> [Task directions]:
Scan the lines below for the word "likes". Copy each line you find it in.

* * *

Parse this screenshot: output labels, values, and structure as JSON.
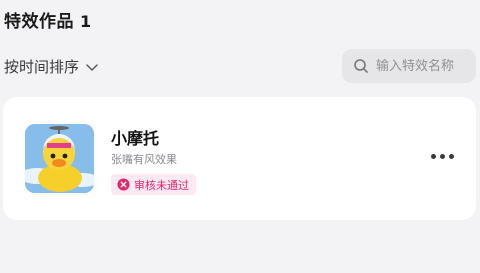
{
  "header": {
    "title": "特效作品",
    "count": "1"
  },
  "sort": {
    "label": "按时间排序",
    "icon": "chevron-down-icon"
  },
  "search": {
    "placeholder": "输入特效名称",
    "icon": "search-icon"
  },
  "effects": [
    {
      "name": "小摩托",
      "description": "张嘴有风效果",
      "status": "审核未通过",
      "status_icon": "x-circle-icon",
      "status_color": "#e2276f",
      "thumbnail": "duck-with-helmet-thumbnail",
      "more_icon": "more-horizontal-icon"
    }
  ]
}
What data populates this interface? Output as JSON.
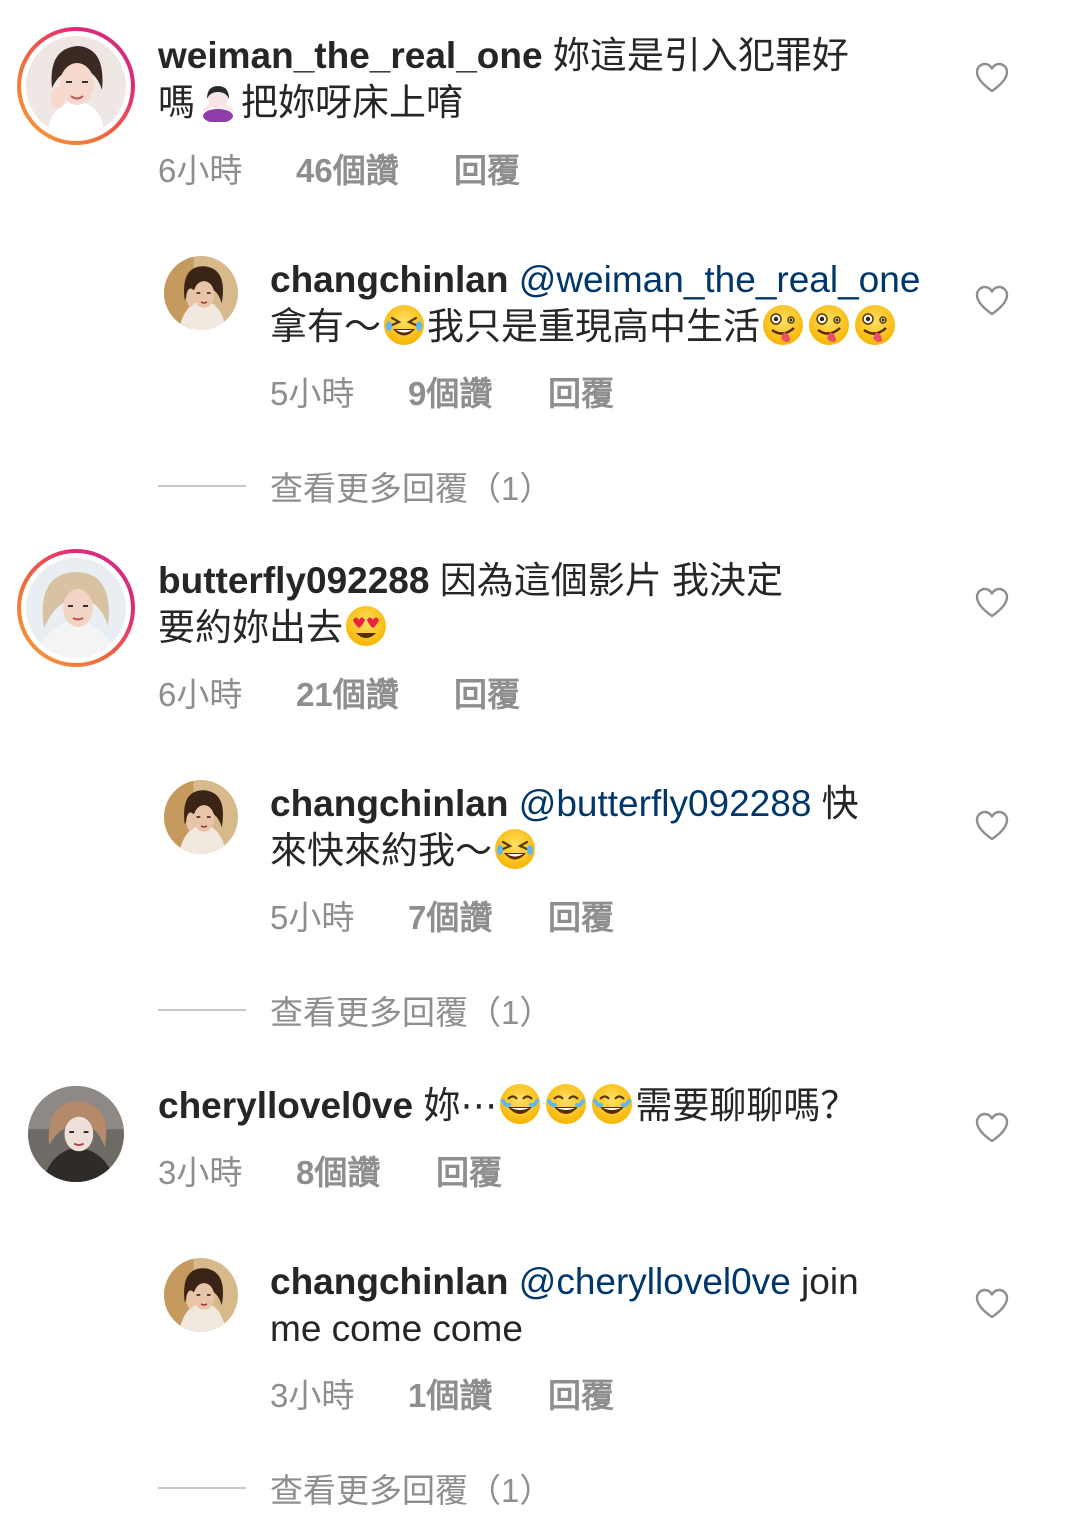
{
  "comments": [
    {
      "username": "weiman_the_real_one",
      "text_line1": " 妳這是引入犯罪好",
      "text_line2_pre": "嗎",
      "emoji": "person-gesturing-no-emoji",
      "text_line2_post": "把妳呀床上唷",
      "time": "6小時",
      "likes": "46個讚",
      "reply": "回覆",
      "reply_item": {
        "username": "changchinlan",
        "mention": " @weiman_the_real_one",
        "line2_pre": "拿有～",
        "emoji1": "rolling-laughing-emoji",
        "line2_mid": "我只是重現高中生活",
        "emojis_end": [
          "zany-face-emoji",
          "zany-face-emoji",
          "zany-face-emoji"
        ],
        "time": "5小時",
        "likes": "9個讚",
        "reply": "回覆"
      },
      "view_more": "查看更多回覆（1）"
    },
    {
      "username": "butterfly092288",
      "text_line1": " 因為這個影片 我決定",
      "text_line2_pre": "要約妳出去",
      "emoji": "heart-eyes-emoji",
      "time": "6小時",
      "likes": "21個讚",
      "reply": "回覆",
      "reply_item": {
        "username": "changchinlan",
        "mention": " @butterfly092288",
        "line1_post": " 快",
        "line2_pre": "來快來約我～",
        "emoji1": "rolling-laughing-emoji",
        "time": "5小時",
        "likes": "7個讚",
        "reply": "回覆"
      },
      "view_more": "查看更多回覆（1）"
    },
    {
      "username": "cheryllovel0ve",
      "text_pre": " 妳⋯",
      "emojis": [
        "joy-emoji",
        "joy-emoji",
        "joy-emoji"
      ],
      "text_post": "需要聊聊嗎？",
      "time": "3小時",
      "likes": "8個讚",
      "reply": "回覆",
      "reply_item": {
        "username": "changchinlan",
        "mention": " @cheryllovel0ve",
        "line1_post": " join",
        "line2": "me come come",
        "time": "3小時",
        "likes": "1個讚",
        "reply": "回覆"
      },
      "view_more": "查看更多回覆（1）"
    }
  ],
  "colors": {
    "text": "#262626",
    "meta": "#8e8e8e",
    "mention": "#00376b",
    "story_ring_start": "#f9a43a",
    "story_ring_end": "#c13584"
  }
}
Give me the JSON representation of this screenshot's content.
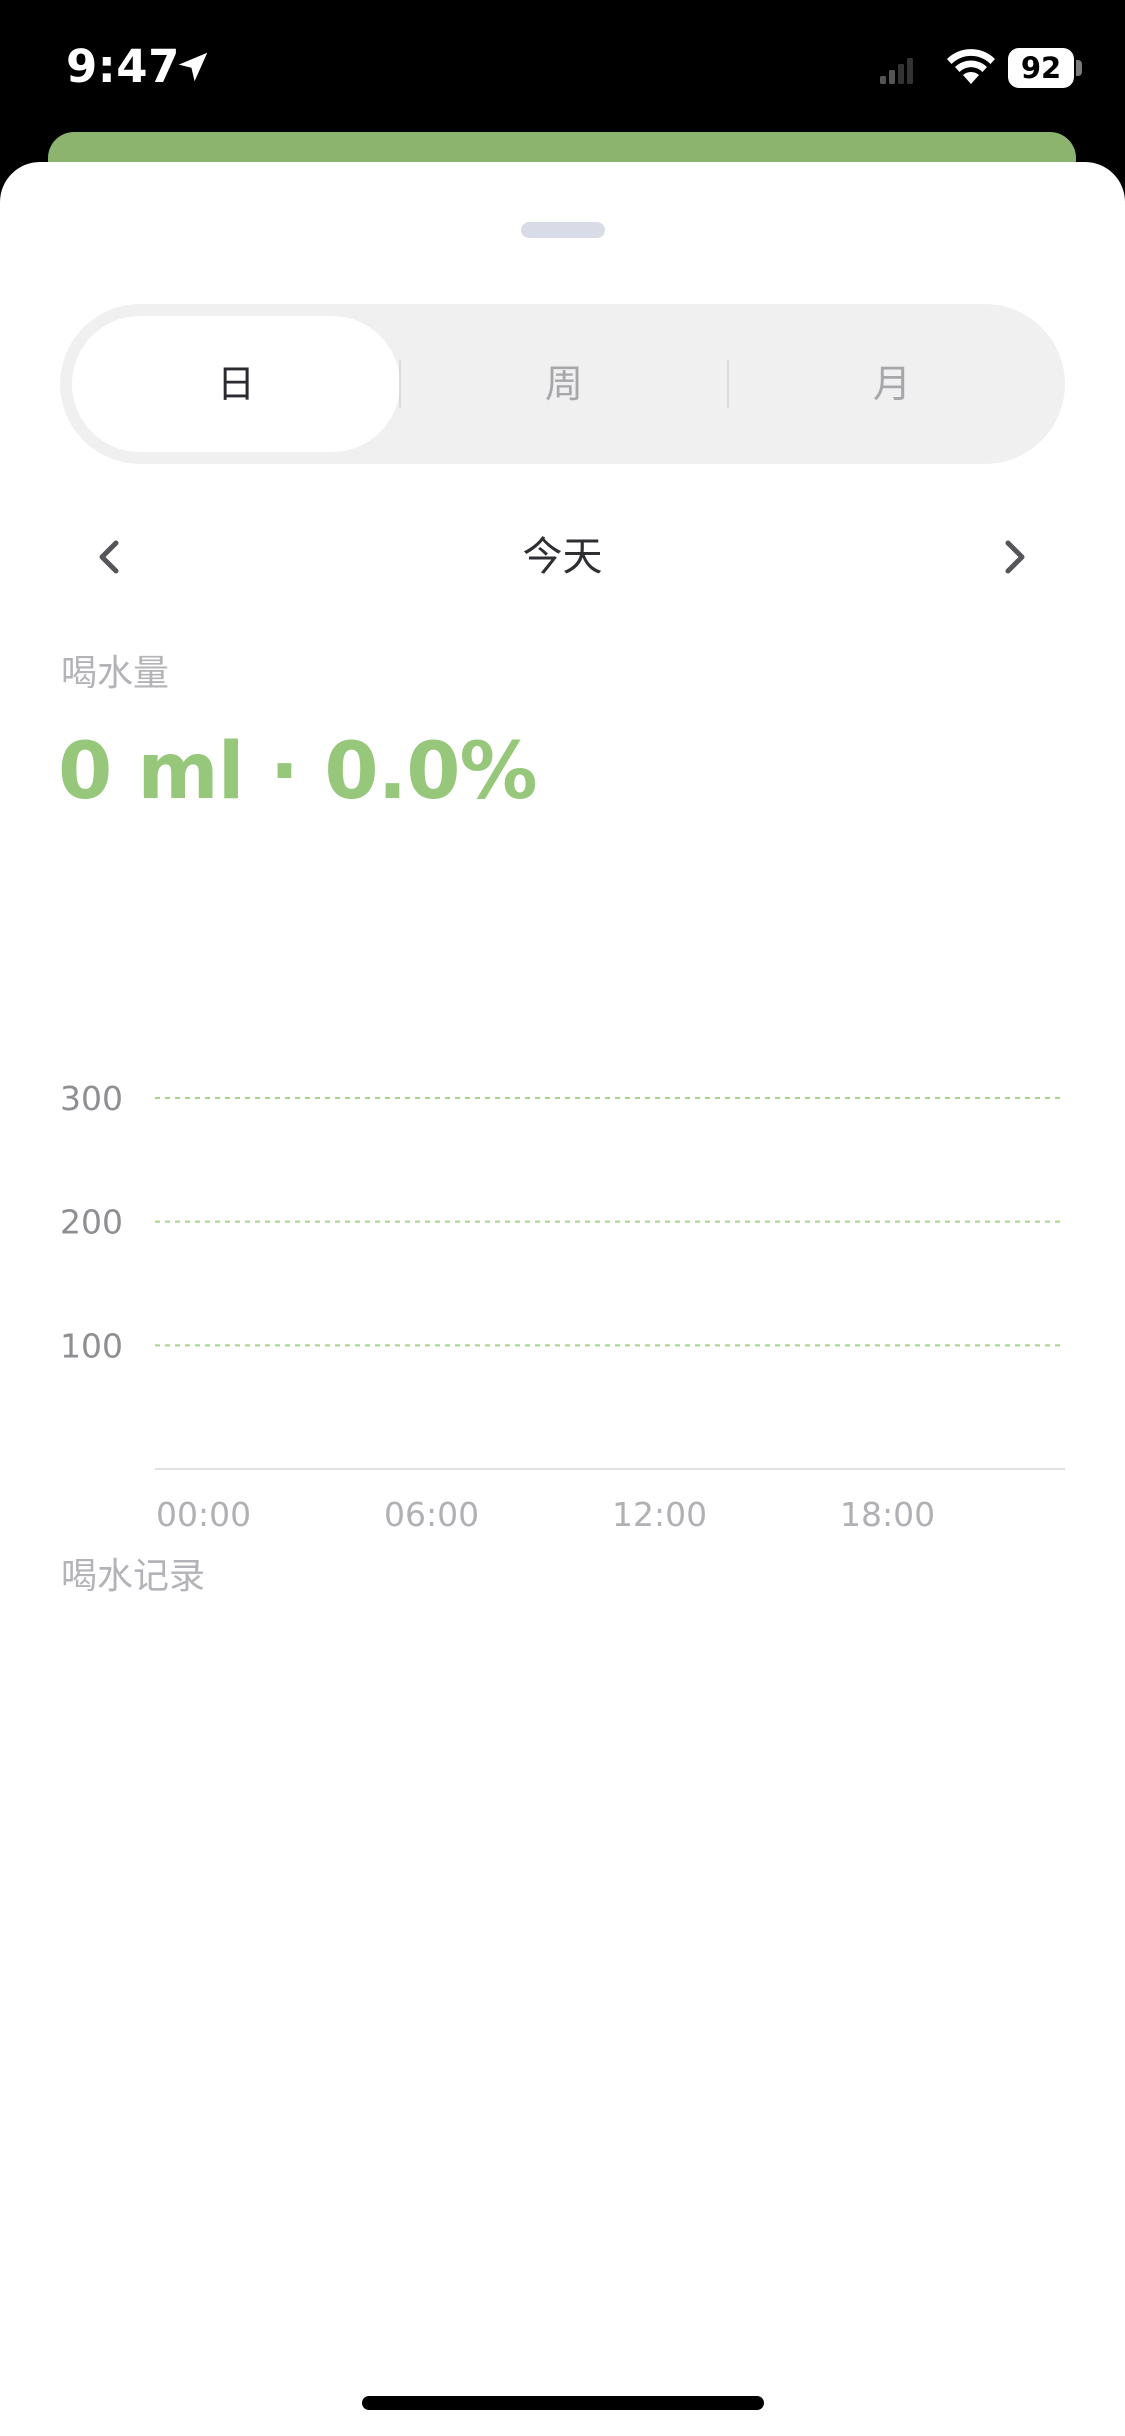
{
  "status_bar": {
    "time": "9:47",
    "battery": "92",
    "icons": [
      "location-arrow-icon",
      "cellular-signal-icon",
      "wifi-icon",
      "battery-icon"
    ]
  },
  "colors": {
    "accent_green": "#96c77a",
    "header_green": "#8db46e",
    "gridline": "#a6d48c"
  },
  "tabs": [
    {
      "label": "日",
      "active": true
    },
    {
      "label": "周",
      "active": false
    },
    {
      "label": "月",
      "active": false
    }
  ],
  "date_nav": {
    "title": "今天",
    "prev_icon": "chevron-left-icon",
    "next_icon": "chevron-right-icon"
  },
  "intake": {
    "label": "喝水量",
    "summary": "0 ml · 0.0%"
  },
  "chart_data": {
    "type": "bar",
    "categories": [
      "00:00",
      "06:00",
      "12:00",
      "18:00"
    ],
    "values": [
      0,
      0,
      0,
      0
    ],
    "y_ticks": [
      "300",
      "200",
      "100"
    ],
    "ylim": [
      0,
      300
    ],
    "grid": true,
    "title": "",
    "xlabel": "",
    "ylabel": ""
  },
  "records": {
    "label": "喝水记录"
  }
}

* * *

> [Expected answer]:
      "likes": "46個讚",
        "likes": "9個讚",
      "likes": "21個讚",
        "likes": "7個讚",
      "likes": "8個讚",
        "likes": "1個讚",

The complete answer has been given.